BGP: Why were you inspired to run for the board of Bluegrass Pride? What would that leadership opportunity mean to you?
Noa: I feel like my experiences as a nonbinary transfemme bassist are a unique perspective that would help strengthen the vision of Bluegrass Pride. It would mean giving back and continuing to advocate and create space for people who are continuously underrepresented.
BGP: Talk a little about upcoming projects you're working on if you can. Any good music in the works?
Noa: I'm currently composing a Concerto for Bass and Orchestra, working out a long distance album with my bluegrass band Fog Holler, arranging some trad tunes and writing some new ones for bass fiddle for an EP, and branching out into some more experimental stuff with pedals. I think there's a lot of unexplored territory with this instrument and I'm very excited to find out what else is out there.
BGP: What would you say to someone who is feeling a little left out of the music industry and thinking about getting involved in Bluegrass Pride?
Noa: Reach out to a member, post in the Facebook group, follow the Instagram, learn some tunes if you feel so inclined, whatever you do in the ways that work for you to reach out. The community has been so warm and supportive and present, speaking of my own experiences, and if you're in doubt Kara Kundert can point you in the right direction. She is an unbelievable organizer, writer, and community member who is also incredibly kind and considerate, and I've really enjoyed getting to know her.
BGP: What do you hope to accomplish in the next few years through Bluegrass Pride? What are your personal goals for contributing to the organization?
Noa: I would like to find ways to just keep Bluegrass Pride growing, not only in size and advocacy power, but also diversity. I don't know many nonbinary folks, although I know they're out there, and I just hope more of them might see the community and feel welcomed. I think I can offer a lot in terms of perspective, but honestly I'm just curious to see what else I can do. I'm sure there's tons of kinds of work that I don't know anything about and I'd like to help out as much as I can. I also think making more queer albums, either through or with Bluegrass Pride, would be awesome.
BGP: Is there anything about your love for bluegrass, Bluegrass Pride or other projects you'd like to tell folks?

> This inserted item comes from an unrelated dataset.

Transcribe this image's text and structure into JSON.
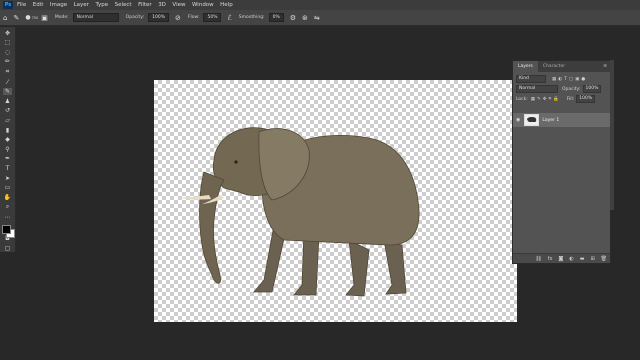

Noa: One of the coolest things about bluegrass is that as a genre there are so many powerful ways it can intersect with other kinds of music, leading it to end up in people's lives in unexpected and amazing ways. On top of that it's a tradition with a deep and important history that informs a lot of our culture and a lot of our stories, things that are still being unpacked and navigated with a lot of thought and care. It's still continuing to blossom in all these beautiful ways and I'm personally really excited to see how the players, the songs, and the sounds change over time while still being part of the same bluegrass family.
Let’s just revisit that last bit—that bluegrass is continuing to blossom. That means there’s a place for you, and every person who loves bluegrass, and it’s up to us to shape this music for generations to come. That’s our mission: to make sure you know that bluegrass is for everybody.
To help us reach that goal, donate to Bluegrass Pride online. We appreciate each and every gift.
We look forward to making 2021 our most impactful year yet with your help!